**Dataset excerpts:**
- - - -

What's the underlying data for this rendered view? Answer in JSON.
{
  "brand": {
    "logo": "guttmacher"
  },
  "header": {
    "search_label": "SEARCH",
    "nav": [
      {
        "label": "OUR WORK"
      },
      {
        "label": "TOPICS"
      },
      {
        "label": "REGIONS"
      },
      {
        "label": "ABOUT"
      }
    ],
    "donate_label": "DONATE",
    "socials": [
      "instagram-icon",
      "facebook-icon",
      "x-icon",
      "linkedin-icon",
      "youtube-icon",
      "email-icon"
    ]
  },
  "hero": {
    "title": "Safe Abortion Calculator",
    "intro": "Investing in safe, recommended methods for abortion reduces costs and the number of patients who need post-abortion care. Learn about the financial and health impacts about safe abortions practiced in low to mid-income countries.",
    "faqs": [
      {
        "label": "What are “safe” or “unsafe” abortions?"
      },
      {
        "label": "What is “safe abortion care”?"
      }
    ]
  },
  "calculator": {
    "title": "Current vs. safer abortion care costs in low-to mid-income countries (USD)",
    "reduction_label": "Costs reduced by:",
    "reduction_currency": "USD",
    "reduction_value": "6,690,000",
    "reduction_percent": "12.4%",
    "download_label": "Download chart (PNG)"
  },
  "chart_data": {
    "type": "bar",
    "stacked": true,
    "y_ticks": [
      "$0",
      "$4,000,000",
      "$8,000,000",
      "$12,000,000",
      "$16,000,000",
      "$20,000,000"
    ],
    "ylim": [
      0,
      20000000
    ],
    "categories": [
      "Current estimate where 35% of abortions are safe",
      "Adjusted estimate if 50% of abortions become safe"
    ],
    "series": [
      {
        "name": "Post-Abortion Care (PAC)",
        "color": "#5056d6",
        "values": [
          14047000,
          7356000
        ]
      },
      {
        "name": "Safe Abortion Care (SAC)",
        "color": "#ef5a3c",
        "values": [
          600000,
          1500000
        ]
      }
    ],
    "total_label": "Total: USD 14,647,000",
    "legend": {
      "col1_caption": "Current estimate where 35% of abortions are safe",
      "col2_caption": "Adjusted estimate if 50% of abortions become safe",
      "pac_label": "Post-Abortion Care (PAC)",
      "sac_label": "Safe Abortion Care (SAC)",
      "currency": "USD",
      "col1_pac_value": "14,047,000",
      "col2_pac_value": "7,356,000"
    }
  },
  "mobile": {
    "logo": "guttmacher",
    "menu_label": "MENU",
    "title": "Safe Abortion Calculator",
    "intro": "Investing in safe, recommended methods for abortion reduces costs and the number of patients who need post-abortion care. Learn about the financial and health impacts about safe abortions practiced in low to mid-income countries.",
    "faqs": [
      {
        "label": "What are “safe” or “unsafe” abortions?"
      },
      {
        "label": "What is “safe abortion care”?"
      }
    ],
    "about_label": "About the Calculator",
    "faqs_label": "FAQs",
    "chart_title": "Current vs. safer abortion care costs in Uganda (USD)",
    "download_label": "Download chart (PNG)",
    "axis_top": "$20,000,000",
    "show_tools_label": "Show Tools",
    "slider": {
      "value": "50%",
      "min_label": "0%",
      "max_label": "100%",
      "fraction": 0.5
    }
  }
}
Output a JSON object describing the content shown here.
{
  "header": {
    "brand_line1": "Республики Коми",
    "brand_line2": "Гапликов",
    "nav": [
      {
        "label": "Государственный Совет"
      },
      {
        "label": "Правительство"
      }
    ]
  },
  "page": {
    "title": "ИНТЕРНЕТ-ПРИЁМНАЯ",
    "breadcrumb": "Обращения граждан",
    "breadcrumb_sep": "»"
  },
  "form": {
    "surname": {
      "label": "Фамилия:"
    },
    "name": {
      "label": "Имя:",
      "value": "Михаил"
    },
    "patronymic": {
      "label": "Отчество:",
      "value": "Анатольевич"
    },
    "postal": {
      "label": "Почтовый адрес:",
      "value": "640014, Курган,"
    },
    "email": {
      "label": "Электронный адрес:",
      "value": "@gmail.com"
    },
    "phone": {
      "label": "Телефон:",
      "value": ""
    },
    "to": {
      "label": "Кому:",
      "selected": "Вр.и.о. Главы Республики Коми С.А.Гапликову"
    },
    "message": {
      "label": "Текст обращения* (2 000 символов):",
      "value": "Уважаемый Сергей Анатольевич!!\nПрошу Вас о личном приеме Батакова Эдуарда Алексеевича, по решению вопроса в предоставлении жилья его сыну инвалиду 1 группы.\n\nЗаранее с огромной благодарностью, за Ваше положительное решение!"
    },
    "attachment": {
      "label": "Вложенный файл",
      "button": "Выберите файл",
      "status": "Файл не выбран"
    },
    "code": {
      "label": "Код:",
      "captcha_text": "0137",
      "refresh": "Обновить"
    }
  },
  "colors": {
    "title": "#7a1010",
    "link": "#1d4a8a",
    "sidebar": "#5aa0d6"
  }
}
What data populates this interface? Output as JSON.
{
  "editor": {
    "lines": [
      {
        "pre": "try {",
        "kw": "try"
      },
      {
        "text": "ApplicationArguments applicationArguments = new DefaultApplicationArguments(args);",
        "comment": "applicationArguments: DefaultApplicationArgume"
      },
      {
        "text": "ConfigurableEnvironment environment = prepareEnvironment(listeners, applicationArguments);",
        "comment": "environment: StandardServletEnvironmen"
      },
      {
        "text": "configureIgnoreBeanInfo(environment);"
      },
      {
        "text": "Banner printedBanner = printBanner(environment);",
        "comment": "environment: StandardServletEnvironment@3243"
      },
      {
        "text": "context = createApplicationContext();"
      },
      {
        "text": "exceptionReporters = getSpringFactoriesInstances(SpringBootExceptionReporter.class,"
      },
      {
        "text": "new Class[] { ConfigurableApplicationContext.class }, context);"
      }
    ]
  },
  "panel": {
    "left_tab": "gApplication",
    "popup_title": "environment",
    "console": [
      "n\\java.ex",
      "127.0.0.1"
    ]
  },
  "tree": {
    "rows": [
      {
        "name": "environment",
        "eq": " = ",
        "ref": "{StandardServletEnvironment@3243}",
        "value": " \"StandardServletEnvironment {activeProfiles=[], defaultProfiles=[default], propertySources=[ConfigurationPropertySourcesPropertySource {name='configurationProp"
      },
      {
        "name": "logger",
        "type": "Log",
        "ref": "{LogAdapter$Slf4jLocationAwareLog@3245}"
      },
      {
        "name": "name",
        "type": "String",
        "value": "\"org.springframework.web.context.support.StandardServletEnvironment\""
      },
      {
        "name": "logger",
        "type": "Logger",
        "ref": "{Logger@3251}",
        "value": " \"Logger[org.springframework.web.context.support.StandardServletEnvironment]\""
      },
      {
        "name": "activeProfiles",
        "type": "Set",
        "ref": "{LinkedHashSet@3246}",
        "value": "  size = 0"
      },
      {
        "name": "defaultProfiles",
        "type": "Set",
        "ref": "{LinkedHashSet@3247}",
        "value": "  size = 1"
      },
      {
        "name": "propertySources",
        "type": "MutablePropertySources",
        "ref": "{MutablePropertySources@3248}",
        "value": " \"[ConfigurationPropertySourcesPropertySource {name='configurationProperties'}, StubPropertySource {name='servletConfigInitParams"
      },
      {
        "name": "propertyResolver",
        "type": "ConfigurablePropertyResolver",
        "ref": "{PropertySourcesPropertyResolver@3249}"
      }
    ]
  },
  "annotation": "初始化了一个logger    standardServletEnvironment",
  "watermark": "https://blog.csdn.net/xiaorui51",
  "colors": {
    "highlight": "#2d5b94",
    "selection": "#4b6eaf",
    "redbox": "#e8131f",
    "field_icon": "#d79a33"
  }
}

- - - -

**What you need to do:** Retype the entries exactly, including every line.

**Task solution:**
What's the underlying data for this rendered view? Answer in JSON.
{
  "brand": {
    "logo": "guttmacher"
  },
  "header": {
    "search_label": "SEARCH",
    "nav": [
      {
        "label": "OUR WORK"
      },
      {
        "label": "TOPICS"
      },
      {
        "label": "REGIONS"
      },
      {
        "label": "ABOUT"
      }
    ],
    "donate_label": "DONATE",
    "socials": [
      "instagram-icon",
      "facebook-icon",
      "x-icon",
      "linkedin-icon",
      "youtube-icon",
      "email-icon"
    ]
  },
  "hero": {
    "title": "Safe Abortion Calculator",
    "intro": "Investing in safe, recommended methods for abortion reduces costs and the number of patients who need post-abortion care. Learn about the financial and health impacts about safe abortions practiced in low to mid-income countries.",
    "faqs": [
      {
        "label": "What are “safe” or “unsafe” abortions?"
      },
      {
        "label": "What is “safe abortion care”?"
      }
    ]
  },
  "calculator": {
    "title": "Current vs. safer abortion care costs in low-to mid-income countries (USD)",
    "reduction_label": "Costs reduced by:",
    "reduction_currency": "USD",
    "reduction_value": "6,690,000",
    "reduction_percent": "12.4%",
    "download_label": "Download chart (PNG)"
  },
  "chart_data": {
    "type": "bar",
    "stacked": true,
    "y_ticks": [
      "$0",
      "$4,000,000",
      "$8,000,000",
      "$12,000,000",
      "$16,000,000",
      "$20,000,000"
    ],
    "ylim": [
      0,
      20000000
    ],
    "categories": [
      "Current estimate where 35% of abortions are safe",
      "Adjusted estimate if 50% of abortions become safe"
    ],
    "series": [
      {
        "name": "Post-Abortion Care (PAC)",
        "color": "#5056d6",
        "values": [
          14047000,
          7356000
        ]
      },
      {
        "name": "Safe Abortion Care (SAC)",
        "color": "#ef5a3c",
        "values": [
          600000,
          1500000
        ]
      }
    ],
    "total_label": "Total: USD 14,647,000",
    "legend": {
      "col1_caption": "Current estimate where 35% of abortions are safe",
      "col2_caption": "Adjusted estimate if 50% of abortions become safe",
      "pac_label": "Post-Abortion Care (PAC)",
      "sac_label": "Safe Abortion Care (SAC)",
      "currency": "USD",
      "col1_pac_value": "14,047,000",
      "col2_pac_value": "7,356,000"
    }
  },
  "mobile": {
    "logo": "guttmacher",
    "menu_label": "MENU",
    "title": "Safe Abortion Calculator",
    "intro": "Investing in safe, recommended methods for abortion reduces costs and the number of patients who need post-abortion care. Learn about the financial and health impacts about safe abortions practiced in low to mid-income countries.",
    "faqs": [
      {
        "label": "What are “safe” or “unsafe” abortions?"
      },
      {
        "label": "What is “safe abortion care”?"
      }
    ],
    "about_label": "About the Calculator",
    "faqs_label": "FAQs",
    "chart_title": "Current vs. safer abortion care costs in Uganda (USD)",
    "download_label": "Download chart (PNG)",
    "axis_top": "$20,000,000",
    "show_tools_label": "Show Tools",
    "slider": {
      "value": "50%",
      "min_label": "0%",
      "max_label": "100%",
      "fraction": 0.5
    }
  }
}
Output a JSON object describing the content shown here.
{
  "header": {
    "brand_line1": "Республики Коми",
    "brand_line2": "Гапликов",
    "nav": [
      {
        "label": "Государственный Совет"
      },
      {
        "label": "Правительство"
      }
    ]
  },
  "page": {
    "title": "ИНТЕРНЕТ-ПРИЁМНАЯ",
    "breadcrumb": "Обращения граждан",
    "breadcrumb_sep": "»"
  },
  "form": {
    "surname": {
      "label": "Фамилия:"
    },
    "name": {
      "label": "Имя:",
      "value": "Михаил"
    },
    "patronymic": {
      "label": "Отчество:",
      "value": "Анатольевич"
    },
    "postal": {
      "label": "Почтовый адрес:",
      "value": "640014, Курган,"
    },
    "email": {
      "label": "Электронный адрес:",
      "value": "@gmail.com"
    },
    "phone": {
      "label": "Телефон:",
      "value": ""
    },
    "to": {
      "label": "Кому:",
      "selected": "Вр.и.о. Главы Республики Коми С.А.Гапликову"
    },
    "message": {
      "label": "Текст обращения* (2 000 символов):",
      "value": "Уважаемый Сергей Анатольевич!!\nПрошу Вас о личном приеме Батакова Эдуарда Алексеевича, по решению вопроса в предоставлении жилья его сыну инвалиду 1 группы.\n\nЗаранее с огромной благодарностью, за Ваше положительное решение!"
    },
    "attachment": {
      "label": "Вложенный файл",
      "button": "Выберите файл",
      "status": "Файл не выбран"
    },
    "code": {
      "label": "Код:",
      "captcha_text": "0137",
      "refresh": "Обновить"
    }
  },
  "colors": {
    "title": "#7a1010",
    "link": "#1d4a8a",
    "sidebar": "#5aa0d6"
  }
}
What data populates this interface? Output as JSON.
{
  "editor": {
    "lines": [
      {
        "pre": "try {",
        "kw": "try"
      },
      {
        "text": "ApplicationArguments applicationArguments = new DefaultApplicationArguments(args);",
        "comment": "applicationArguments: DefaultApplicationArgume"
      },
      {
        "text": "ConfigurableEnvironment environment = prepareEnvironment(listeners, applicationArguments);",
        "comment": "environment: StandardServletEnvironmen"
      },
      {
        "text": "configureIgnoreBeanInfo(environment);"
      },
      {
        "text": "Banner printedBanner = printBanner(environment);",
        "comment": "environment: StandardServletEnvironment@3243"
      },
      {
        "text": "context = createApplicationContext();"
      },
      {
        "text": "exceptionReporters = getSpringFactoriesInstances(SpringBootExceptionReporter.class,"
      },
      {
        "text": "new Class[] { ConfigurableApplicationContext.class }, context);"
      }
    ]
  },
  "panel": {
    "left_tab": "gApplication",
    "popup_title": "environment",
    "console": [
      "n\\java.ex",
      "127.0.0.1"
    ]
  },
  "tree": {
    "rows": [
      {
        "name": "environment",
        "eq": " = ",
        "ref": "{StandardServletEnvironment@3243}",
        "value": " \"StandardServletEnvironment {activeProfiles=[], defaultProfiles=[default], propertySources=[ConfigurationPropertySourcesPropertySource {name='configurationProp"
      },
      {
        "name": "logger",
        "type": "Log",
        "ref": "{LogAdapter$Slf4jLocationAwareLog@3245}"
      },
      {
        "name": "name",
        "type": "String",
        "value": "\"org.springframework.web.context.support.StandardServletEnvironment\""
      },
      {
        "name": "logger",
        "type": "Logger",
        "ref": "{Logger@3251}",
        "value": " \"Logger[org.springframework.web.context.support.StandardServletEnvironment]\""
      },
      {
        "name": "activeProfiles",
        "type": "Set",
        "ref": "{LinkedHashSet@3246}",
        "value": "  size = 0"
      },
      {
        "name": "defaultProfiles",
        "type": "Set",
        "ref": "{LinkedHashSet@3247}",
        "value": "  size = 1"
      },
      {
        "name": "propertySources",
        "type": "MutablePropertySources",
        "ref": "{MutablePropertySources@3248}",
        "value": " \"[ConfigurationPropertySourcesPropertySource {name='configurationProperties'}, StubPropertySource {name='servletConfigInitParams"
      },
      {
        "name": "propertyResolver",
        "type": "ConfigurablePropertyResolver",
        "ref": "{PropertySourcesPropertyResolver@3249}"
      }
    ]
  },
  "annotation": "初始化了一个logger    standardServletEnvironment",
  "watermark": "https://blog.csdn.net/xiaorui51",
  "colors": {
    "highlight": "#2d5b94",
    "selection": "#4b6eaf",
    "redbox": "#e8131f",
    "field_icon": "#d79a33"
  }
}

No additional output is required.